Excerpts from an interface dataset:
#####
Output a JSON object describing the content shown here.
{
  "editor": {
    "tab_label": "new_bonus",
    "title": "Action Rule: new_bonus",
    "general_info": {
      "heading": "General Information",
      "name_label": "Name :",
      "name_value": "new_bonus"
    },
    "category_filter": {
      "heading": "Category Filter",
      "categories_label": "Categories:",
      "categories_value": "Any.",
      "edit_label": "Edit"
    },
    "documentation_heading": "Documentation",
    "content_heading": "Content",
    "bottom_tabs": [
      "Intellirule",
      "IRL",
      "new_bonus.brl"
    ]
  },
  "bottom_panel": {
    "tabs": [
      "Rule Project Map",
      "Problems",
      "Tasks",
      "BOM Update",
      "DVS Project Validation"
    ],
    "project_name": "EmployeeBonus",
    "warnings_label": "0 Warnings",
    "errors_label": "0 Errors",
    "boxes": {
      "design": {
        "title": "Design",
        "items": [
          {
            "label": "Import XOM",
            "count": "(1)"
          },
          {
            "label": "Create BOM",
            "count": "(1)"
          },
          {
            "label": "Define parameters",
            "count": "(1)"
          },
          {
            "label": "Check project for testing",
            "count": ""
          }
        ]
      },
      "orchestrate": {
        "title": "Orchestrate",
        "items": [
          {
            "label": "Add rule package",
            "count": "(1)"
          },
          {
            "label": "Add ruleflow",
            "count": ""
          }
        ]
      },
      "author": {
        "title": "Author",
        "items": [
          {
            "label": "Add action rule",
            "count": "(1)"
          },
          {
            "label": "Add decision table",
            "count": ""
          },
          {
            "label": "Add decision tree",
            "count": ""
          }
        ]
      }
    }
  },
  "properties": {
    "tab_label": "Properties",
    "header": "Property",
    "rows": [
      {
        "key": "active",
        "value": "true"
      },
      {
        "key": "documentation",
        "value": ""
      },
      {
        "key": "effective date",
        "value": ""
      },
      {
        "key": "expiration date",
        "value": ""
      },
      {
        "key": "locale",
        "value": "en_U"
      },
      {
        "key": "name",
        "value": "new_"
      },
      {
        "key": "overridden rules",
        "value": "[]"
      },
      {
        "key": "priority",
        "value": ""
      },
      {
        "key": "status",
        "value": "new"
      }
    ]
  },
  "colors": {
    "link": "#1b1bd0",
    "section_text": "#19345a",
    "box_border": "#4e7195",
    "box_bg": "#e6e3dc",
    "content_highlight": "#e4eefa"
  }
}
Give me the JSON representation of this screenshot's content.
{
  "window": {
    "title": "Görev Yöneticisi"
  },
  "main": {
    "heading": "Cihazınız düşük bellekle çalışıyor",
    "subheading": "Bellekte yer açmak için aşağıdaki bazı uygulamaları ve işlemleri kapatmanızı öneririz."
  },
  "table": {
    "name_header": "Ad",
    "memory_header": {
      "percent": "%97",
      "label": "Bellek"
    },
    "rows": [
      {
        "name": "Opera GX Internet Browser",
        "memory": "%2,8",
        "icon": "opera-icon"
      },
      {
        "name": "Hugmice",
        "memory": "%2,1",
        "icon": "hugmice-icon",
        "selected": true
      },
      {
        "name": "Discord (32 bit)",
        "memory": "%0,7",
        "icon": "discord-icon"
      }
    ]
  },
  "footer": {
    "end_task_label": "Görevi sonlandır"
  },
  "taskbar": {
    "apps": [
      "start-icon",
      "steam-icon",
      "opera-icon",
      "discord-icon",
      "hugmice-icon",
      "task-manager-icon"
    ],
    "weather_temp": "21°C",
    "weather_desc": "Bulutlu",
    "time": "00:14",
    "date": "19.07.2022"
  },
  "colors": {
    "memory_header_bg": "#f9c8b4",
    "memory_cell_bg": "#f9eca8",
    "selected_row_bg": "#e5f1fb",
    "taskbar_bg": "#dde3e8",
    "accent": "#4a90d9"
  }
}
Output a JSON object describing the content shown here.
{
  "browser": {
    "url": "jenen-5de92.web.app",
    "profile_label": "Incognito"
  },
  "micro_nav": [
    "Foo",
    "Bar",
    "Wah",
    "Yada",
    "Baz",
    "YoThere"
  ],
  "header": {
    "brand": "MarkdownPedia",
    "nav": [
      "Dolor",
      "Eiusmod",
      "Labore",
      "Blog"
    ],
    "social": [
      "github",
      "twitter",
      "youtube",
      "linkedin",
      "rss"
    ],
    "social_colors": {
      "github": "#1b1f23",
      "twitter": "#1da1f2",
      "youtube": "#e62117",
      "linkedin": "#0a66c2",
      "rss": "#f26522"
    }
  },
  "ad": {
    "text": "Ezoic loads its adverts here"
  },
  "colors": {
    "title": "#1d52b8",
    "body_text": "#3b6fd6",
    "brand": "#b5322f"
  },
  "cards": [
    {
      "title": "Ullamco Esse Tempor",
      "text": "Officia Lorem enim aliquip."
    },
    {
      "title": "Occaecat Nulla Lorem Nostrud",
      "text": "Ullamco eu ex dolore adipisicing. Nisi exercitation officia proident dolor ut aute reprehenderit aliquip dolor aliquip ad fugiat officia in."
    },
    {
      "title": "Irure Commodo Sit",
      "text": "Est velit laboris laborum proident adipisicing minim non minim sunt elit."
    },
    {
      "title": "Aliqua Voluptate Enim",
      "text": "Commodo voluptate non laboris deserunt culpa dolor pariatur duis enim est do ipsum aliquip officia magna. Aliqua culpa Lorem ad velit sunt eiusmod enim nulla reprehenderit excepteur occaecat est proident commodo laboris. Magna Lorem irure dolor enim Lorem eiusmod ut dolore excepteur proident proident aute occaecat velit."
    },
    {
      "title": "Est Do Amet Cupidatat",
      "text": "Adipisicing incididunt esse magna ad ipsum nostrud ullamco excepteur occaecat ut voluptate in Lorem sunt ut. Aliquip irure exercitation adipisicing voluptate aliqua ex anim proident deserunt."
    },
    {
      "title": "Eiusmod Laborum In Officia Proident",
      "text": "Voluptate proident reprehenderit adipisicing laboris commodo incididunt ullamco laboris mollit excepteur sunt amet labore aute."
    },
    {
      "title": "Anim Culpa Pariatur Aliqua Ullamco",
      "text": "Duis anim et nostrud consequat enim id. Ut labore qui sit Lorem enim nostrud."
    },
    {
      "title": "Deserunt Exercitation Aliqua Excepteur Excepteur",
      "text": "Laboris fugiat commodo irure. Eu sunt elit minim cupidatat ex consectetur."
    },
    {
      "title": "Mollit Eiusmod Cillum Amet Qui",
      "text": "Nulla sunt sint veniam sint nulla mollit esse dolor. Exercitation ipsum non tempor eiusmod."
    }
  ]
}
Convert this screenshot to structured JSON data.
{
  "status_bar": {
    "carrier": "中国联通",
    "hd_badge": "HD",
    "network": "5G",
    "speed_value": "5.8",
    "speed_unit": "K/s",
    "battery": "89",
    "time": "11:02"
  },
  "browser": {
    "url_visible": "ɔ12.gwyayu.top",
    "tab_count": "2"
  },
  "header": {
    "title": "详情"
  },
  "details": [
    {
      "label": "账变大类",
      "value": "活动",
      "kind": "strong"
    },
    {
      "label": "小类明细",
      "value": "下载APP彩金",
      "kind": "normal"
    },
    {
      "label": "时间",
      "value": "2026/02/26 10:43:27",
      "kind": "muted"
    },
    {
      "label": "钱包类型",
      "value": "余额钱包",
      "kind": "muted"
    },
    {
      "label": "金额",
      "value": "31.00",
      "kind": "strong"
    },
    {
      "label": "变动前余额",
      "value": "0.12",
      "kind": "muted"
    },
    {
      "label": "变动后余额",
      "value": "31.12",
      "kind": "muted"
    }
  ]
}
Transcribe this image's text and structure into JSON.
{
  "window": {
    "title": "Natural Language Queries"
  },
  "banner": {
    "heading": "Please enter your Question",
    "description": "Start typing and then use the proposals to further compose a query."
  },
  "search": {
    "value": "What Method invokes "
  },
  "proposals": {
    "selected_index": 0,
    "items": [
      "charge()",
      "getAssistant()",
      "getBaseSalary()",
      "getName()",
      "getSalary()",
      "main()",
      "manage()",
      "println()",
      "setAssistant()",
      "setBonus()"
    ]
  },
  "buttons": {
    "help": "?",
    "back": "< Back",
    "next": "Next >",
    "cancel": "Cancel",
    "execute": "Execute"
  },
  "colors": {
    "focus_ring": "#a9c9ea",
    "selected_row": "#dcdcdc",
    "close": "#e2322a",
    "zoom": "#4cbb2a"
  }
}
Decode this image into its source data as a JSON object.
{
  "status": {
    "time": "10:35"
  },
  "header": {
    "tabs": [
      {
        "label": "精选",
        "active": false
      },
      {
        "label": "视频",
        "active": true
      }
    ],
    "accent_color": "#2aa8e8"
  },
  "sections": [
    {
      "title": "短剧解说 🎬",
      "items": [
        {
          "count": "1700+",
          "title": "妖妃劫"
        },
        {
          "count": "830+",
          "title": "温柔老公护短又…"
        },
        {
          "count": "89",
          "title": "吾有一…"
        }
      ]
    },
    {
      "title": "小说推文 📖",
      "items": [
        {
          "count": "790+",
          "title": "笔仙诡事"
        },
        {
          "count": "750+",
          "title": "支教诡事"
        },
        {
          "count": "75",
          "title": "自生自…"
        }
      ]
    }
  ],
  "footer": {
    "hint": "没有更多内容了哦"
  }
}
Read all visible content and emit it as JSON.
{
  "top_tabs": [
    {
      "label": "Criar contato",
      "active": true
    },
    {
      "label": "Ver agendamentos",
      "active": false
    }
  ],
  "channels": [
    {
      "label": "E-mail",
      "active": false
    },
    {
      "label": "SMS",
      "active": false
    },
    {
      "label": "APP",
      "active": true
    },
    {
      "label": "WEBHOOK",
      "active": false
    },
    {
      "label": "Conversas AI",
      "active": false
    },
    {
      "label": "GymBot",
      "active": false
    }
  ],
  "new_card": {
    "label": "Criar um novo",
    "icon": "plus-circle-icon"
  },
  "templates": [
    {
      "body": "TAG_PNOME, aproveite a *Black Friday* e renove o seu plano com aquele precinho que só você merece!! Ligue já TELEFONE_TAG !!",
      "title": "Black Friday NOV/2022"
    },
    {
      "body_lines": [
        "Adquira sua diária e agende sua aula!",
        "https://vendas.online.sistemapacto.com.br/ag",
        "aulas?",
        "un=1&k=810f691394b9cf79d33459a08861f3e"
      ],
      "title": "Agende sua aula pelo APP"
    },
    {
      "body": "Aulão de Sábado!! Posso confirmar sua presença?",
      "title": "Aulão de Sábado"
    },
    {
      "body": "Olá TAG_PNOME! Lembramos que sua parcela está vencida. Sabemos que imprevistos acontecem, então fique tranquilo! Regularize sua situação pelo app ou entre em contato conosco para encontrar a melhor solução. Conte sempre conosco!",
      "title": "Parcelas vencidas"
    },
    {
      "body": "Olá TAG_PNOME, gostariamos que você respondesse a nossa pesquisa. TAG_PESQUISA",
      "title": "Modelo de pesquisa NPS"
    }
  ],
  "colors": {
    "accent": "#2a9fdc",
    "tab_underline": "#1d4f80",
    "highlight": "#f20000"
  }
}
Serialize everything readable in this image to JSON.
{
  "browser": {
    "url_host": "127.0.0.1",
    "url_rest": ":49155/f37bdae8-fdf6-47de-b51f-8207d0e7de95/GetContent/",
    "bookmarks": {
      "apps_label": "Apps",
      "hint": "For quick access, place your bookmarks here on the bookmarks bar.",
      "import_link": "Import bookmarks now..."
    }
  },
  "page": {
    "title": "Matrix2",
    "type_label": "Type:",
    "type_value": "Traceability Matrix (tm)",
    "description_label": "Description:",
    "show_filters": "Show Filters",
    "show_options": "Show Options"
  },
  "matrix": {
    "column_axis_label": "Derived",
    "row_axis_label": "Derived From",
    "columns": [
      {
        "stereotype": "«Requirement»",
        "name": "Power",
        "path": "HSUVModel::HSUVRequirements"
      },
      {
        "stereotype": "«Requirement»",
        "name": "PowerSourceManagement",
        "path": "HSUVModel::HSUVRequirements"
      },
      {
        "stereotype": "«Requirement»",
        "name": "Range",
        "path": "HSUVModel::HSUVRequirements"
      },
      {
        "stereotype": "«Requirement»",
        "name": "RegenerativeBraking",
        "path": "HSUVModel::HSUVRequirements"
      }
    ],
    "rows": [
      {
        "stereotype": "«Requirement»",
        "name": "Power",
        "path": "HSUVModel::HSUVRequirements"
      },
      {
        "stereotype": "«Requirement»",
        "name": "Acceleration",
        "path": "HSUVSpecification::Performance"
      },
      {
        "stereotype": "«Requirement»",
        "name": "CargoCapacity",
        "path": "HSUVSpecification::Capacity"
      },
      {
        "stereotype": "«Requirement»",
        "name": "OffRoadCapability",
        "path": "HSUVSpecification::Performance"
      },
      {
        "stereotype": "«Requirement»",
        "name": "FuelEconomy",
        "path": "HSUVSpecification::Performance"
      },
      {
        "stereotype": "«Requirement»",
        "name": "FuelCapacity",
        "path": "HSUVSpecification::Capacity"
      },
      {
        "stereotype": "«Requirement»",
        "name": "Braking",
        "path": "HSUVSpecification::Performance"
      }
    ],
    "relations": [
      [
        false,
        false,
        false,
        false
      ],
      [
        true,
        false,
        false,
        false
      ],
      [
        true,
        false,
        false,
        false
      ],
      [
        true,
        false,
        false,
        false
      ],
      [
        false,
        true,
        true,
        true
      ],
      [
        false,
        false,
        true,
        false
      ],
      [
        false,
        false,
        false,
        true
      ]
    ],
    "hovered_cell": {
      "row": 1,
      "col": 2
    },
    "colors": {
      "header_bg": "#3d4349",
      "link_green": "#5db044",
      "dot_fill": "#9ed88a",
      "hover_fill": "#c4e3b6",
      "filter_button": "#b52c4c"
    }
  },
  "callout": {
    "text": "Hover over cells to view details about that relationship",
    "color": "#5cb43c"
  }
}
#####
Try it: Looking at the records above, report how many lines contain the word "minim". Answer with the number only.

Answer: 2